An exact copy of every record below is required, with the pictures left out.

- **Data shown**

═══

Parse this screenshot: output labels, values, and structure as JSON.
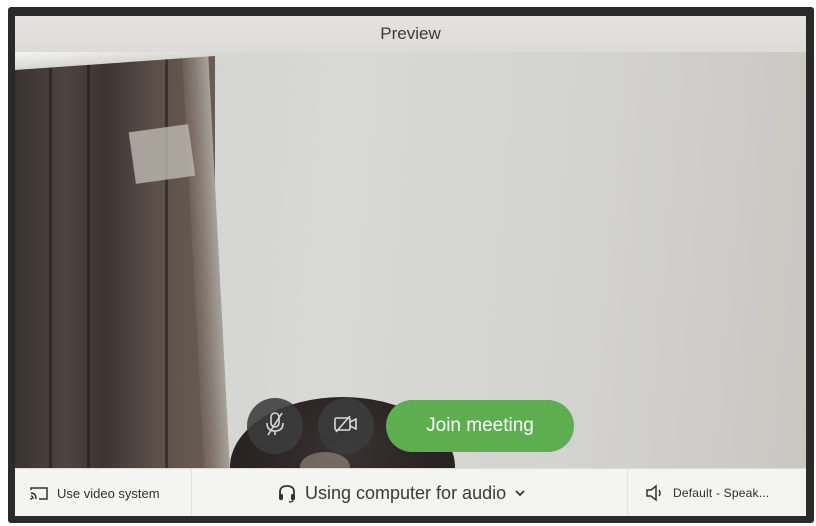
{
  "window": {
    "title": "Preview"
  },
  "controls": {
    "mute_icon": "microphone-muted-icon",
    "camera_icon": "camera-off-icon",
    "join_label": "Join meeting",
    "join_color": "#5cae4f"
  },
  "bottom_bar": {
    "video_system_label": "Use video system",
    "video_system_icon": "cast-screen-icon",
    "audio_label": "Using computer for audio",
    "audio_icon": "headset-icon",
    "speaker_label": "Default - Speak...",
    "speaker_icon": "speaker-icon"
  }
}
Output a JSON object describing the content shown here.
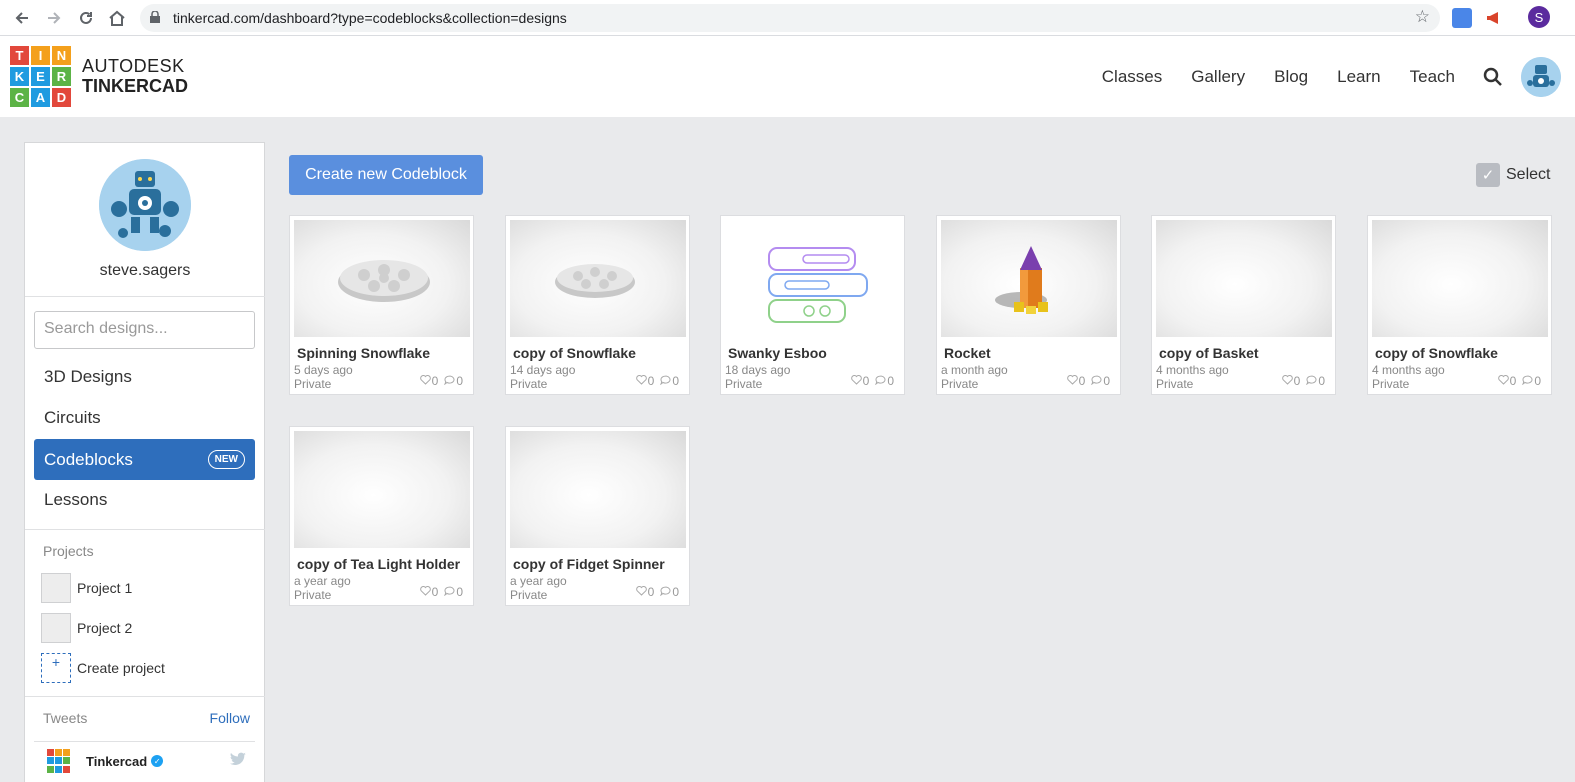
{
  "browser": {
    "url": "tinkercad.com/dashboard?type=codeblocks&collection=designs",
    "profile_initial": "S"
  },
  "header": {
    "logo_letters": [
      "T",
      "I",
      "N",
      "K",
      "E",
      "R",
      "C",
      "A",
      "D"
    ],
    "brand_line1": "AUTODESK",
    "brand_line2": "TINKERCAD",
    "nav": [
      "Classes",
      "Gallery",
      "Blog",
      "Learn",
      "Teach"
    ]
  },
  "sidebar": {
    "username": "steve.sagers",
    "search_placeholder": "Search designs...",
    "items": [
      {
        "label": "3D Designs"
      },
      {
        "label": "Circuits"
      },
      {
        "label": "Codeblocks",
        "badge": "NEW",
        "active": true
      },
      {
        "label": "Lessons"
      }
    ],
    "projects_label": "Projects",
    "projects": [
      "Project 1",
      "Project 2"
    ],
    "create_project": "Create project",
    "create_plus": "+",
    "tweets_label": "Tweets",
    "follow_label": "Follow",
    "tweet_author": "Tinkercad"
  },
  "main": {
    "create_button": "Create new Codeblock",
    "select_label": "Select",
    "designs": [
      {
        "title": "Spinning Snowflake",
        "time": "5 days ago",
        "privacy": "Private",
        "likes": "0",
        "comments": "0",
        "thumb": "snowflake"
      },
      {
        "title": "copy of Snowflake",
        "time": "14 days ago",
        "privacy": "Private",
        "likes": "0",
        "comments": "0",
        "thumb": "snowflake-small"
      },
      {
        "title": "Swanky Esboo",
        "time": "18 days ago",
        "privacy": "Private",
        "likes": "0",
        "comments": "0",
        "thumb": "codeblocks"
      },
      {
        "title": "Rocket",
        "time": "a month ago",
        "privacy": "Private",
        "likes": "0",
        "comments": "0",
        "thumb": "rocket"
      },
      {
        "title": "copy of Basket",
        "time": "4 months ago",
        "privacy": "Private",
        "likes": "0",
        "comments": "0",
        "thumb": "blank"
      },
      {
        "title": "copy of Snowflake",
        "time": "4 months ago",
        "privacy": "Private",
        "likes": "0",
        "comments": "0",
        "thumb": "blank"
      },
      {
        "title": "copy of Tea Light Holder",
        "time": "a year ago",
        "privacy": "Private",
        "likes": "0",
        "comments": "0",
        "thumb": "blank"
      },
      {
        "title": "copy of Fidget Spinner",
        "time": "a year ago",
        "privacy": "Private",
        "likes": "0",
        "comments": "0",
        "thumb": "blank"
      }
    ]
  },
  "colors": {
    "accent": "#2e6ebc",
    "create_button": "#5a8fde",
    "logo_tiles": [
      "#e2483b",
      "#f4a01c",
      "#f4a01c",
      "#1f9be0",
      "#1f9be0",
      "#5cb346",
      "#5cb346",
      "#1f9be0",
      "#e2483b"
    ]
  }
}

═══

- **Output**
Parse this screenshot: output labels, values, and structure as JSON.
{
  "window": {
    "title": "Preview"
  },
  "controls": {
    "mute_icon": "microphone-muted-icon",
    "camera_icon": "camera-off-icon",
    "join_label": "Join meeting",
    "join_color": "#5cae4f"
  },
  "bottom_bar": {
    "video_system_label": "Use video system",
    "video_system_icon": "cast-screen-icon",
    "audio_label": "Using computer for audio",
    "audio_icon": "headset-icon",
    "speaker_label": "Default - Speak...",
    "speaker_icon": "speaker-icon"
  }
}
Output a JSON object describing the content shown here.
{
  "browser": {
    "url": "tinkercad.com/dashboard?type=codeblocks&collection=designs",
    "profile_initial": "S"
  },
  "header": {
    "logo_letters": [
      "T",
      "I",
      "N",
      "K",
      "E",
      "R",
      "C",
      "A",
      "D"
    ],
    "brand_line1": "AUTODESK",
    "brand_line2": "TINKERCAD",
    "nav": [
      "Classes",
      "Gallery",
      "Blog",
      "Learn",
      "Teach"
    ]
  },
  "sidebar": {
    "username": "steve.sagers",
    "search_placeholder": "Search designs...",
    "items": [
      {
        "label": "3D Designs"
      },
      {
        "label": "Circuits"
      },
      {
        "label": "Codeblocks",
        "badge": "NEW",
        "active": true
      },
      {
        "label": "Lessons"
      }
    ],
    "projects_label": "Projects",
    "projects": [
      "Project 1",
      "Project 2"
    ],
    "create_project": "Create project",
    "create_plus": "+",
    "tweets_label": "Tweets",
    "follow_label": "Follow",
    "tweet_author": "Tinkercad"
  },
  "main": {
    "create_button": "Create new Codeblock",
    "select_label": "Select",
    "designs": [
      {
        "title": "Spinning Snowflake",
        "time": "5 days ago",
        "privacy": "Private",
        "likes": "0",
        "comments": "0",
        "thumb": "snowflake"
      },
      {
        "title": "copy of Snowflake",
        "time": "14 days ago",
        "privacy": "Private",
        "likes": "0",
        "comments": "0",
        "thumb": "snowflake-small"
      },
      {
        "title": "Swanky Esboo",
        "time": "18 days ago",
        "privacy": "Private",
        "likes": "0",
        "comments": "0",
        "thumb": "codeblocks"
      },
      {
        "title": "Rocket",
        "time": "a month ago",
        "privacy": "Private",
        "likes": "0",
        "comments": "0",
        "thumb": "rocket"
      },
      {
        "title": "copy of Basket",
        "time": "4 months ago",
        "privacy": "Private",
        "likes": "0",
        "comments": "0",
        "thumb": "blank"
      },
      {
        "title": "copy of Snowflake",
        "time": "4 months ago",
        "privacy": "Private",
        "likes": "0",
        "comments": "0",
        "thumb": "blank"
      },
      {
        "title": "copy of Tea Light Holder",
        "time": "a year ago",
        "privacy": "Private",
        "likes": "0",
        "comments": "0",
        "thumb": "blank"
      },
      {
        "title": "copy of Fidget Spinner",
        "time": "a year ago",
        "privacy": "Private",
        "likes": "0",
        "comments": "0",
        "thumb": "blank"
      }
    ]
  },
  "colors": {
    "accent": "#2e6ebc",
    "create_button": "#5a8fde",
    "logo_tiles": [
      "#e2483b",
      "#f4a01c",
      "#f4a01c",
      "#1f9be0",
      "#1f9be0",
      "#5cb346",
      "#5cb346",
      "#1f9be0",
      "#e2483b"
    ]
  }
}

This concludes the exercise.